May 21st, 2010 in Faculty, Front Page, Grants & Funding, Liu, Pinghua, NIH

Professor Pinghua Liu

Professor Pinghua Liu

The goal of this award ($1.9 million over 5 years – 2010-2015) is to characterize the mechanism of a key enzyme in the deoyxylulose biosynthetic pathway as well as identify its key partner proteins. This pathway, identified only in bacteria and plants, produces the required compounds for isoprenoid synthesis. The results of this work could eventually lead to new broad-spectrum antibiotics or toward more efficient bioengineering based isoprenoid production. The work has developed an enzyme preparation that is many times more active than those previously reported, providing a crucial piece to illuminating enzymes. These isoprenoid biosynthetic studies will guide the development of mechanism- based inhibitors of the DXP pathway enzymes, which can be used as broad-spectrum antibiotics.

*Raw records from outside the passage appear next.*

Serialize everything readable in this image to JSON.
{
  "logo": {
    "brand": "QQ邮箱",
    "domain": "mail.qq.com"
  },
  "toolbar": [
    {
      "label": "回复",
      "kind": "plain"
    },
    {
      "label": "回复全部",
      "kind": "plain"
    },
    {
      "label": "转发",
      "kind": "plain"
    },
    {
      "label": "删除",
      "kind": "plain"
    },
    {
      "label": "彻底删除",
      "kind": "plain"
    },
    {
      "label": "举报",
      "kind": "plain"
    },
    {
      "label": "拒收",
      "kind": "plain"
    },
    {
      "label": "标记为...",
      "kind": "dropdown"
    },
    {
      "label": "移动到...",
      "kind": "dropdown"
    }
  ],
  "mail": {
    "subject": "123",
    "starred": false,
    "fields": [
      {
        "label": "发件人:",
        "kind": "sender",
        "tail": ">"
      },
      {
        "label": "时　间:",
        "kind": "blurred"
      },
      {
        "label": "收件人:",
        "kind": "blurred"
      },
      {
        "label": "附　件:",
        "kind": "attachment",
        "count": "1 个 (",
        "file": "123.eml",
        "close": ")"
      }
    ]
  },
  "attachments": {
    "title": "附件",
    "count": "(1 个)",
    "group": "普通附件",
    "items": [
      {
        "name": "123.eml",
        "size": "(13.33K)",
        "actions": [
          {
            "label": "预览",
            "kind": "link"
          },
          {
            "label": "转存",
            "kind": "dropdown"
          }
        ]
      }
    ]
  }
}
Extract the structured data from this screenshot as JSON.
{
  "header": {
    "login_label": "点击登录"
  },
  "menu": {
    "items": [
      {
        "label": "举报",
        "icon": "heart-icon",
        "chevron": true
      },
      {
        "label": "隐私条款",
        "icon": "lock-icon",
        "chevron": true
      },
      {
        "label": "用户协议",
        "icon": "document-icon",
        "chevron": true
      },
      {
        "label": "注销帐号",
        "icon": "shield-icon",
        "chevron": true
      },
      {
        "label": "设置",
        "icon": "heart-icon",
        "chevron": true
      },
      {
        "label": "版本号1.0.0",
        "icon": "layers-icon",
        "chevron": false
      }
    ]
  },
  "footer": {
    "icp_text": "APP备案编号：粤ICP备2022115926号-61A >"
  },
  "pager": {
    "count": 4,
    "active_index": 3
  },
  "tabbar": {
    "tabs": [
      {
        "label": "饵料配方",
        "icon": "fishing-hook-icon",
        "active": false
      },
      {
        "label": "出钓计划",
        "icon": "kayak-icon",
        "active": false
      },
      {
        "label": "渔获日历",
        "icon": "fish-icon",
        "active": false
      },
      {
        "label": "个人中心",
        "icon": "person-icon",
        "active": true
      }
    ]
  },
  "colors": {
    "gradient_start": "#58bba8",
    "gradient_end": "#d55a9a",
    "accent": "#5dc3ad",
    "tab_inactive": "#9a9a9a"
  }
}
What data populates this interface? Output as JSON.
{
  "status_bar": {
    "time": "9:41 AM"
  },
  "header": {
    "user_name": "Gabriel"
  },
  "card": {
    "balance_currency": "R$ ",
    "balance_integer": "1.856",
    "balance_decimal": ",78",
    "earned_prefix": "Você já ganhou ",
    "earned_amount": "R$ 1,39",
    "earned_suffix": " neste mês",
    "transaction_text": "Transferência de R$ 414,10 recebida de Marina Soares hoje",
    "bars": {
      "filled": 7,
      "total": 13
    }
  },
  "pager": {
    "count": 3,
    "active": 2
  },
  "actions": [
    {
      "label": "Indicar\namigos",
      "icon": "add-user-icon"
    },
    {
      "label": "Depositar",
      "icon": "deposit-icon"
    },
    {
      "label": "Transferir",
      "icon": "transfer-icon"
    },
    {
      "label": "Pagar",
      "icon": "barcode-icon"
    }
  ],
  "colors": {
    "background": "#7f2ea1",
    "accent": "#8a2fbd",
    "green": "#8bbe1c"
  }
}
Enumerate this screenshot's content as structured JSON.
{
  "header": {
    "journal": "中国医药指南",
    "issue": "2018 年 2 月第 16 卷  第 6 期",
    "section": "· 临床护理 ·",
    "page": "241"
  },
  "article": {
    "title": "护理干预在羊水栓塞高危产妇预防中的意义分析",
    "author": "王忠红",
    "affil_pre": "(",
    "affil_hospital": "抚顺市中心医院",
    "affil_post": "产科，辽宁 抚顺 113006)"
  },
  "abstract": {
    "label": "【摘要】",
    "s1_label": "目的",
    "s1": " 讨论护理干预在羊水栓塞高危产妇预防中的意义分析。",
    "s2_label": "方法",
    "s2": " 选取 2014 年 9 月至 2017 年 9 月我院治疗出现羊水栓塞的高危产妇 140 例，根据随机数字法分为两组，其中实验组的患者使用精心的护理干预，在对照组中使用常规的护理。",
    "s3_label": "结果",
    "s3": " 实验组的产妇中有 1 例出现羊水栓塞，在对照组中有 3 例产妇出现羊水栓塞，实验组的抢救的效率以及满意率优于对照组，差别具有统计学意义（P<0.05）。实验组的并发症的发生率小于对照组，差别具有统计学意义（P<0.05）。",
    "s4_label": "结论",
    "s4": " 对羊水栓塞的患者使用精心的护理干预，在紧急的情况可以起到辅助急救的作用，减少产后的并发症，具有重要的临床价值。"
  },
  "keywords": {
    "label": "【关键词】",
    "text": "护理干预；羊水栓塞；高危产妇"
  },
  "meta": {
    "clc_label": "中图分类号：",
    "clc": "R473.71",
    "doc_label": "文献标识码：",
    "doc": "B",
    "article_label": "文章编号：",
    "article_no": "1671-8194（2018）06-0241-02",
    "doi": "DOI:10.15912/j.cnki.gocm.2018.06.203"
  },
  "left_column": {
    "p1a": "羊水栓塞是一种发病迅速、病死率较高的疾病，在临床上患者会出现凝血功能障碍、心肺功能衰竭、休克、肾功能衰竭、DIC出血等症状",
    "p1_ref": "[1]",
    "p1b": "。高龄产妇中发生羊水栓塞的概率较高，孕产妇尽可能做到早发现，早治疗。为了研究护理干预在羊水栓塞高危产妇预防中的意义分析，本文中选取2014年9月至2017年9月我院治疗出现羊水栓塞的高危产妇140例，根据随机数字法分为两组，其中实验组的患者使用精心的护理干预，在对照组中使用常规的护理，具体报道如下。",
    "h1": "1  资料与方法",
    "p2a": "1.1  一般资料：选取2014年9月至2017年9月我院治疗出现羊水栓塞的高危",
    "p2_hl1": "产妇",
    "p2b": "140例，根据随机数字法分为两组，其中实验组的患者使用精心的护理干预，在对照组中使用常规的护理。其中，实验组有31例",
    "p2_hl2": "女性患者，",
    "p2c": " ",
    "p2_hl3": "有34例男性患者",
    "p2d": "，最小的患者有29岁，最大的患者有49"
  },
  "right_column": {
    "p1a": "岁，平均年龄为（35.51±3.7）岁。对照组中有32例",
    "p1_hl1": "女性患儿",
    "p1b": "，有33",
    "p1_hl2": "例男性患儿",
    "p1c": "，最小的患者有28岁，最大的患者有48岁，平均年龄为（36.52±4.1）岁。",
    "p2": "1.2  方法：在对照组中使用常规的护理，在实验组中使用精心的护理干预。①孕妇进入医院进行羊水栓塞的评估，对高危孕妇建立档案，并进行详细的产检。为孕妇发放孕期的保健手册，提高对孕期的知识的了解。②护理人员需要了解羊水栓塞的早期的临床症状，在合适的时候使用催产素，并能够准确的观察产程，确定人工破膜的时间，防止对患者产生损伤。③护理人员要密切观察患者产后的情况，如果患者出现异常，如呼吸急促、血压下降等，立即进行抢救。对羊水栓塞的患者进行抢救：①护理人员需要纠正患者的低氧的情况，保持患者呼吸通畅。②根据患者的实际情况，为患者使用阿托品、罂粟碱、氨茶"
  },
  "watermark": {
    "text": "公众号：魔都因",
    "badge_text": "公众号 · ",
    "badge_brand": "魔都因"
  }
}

The public health benefit will result from the development of effective new treatments for drug-resistant strains of pathogens (e.g., tuberculosis), currently of increasing concern worldwide.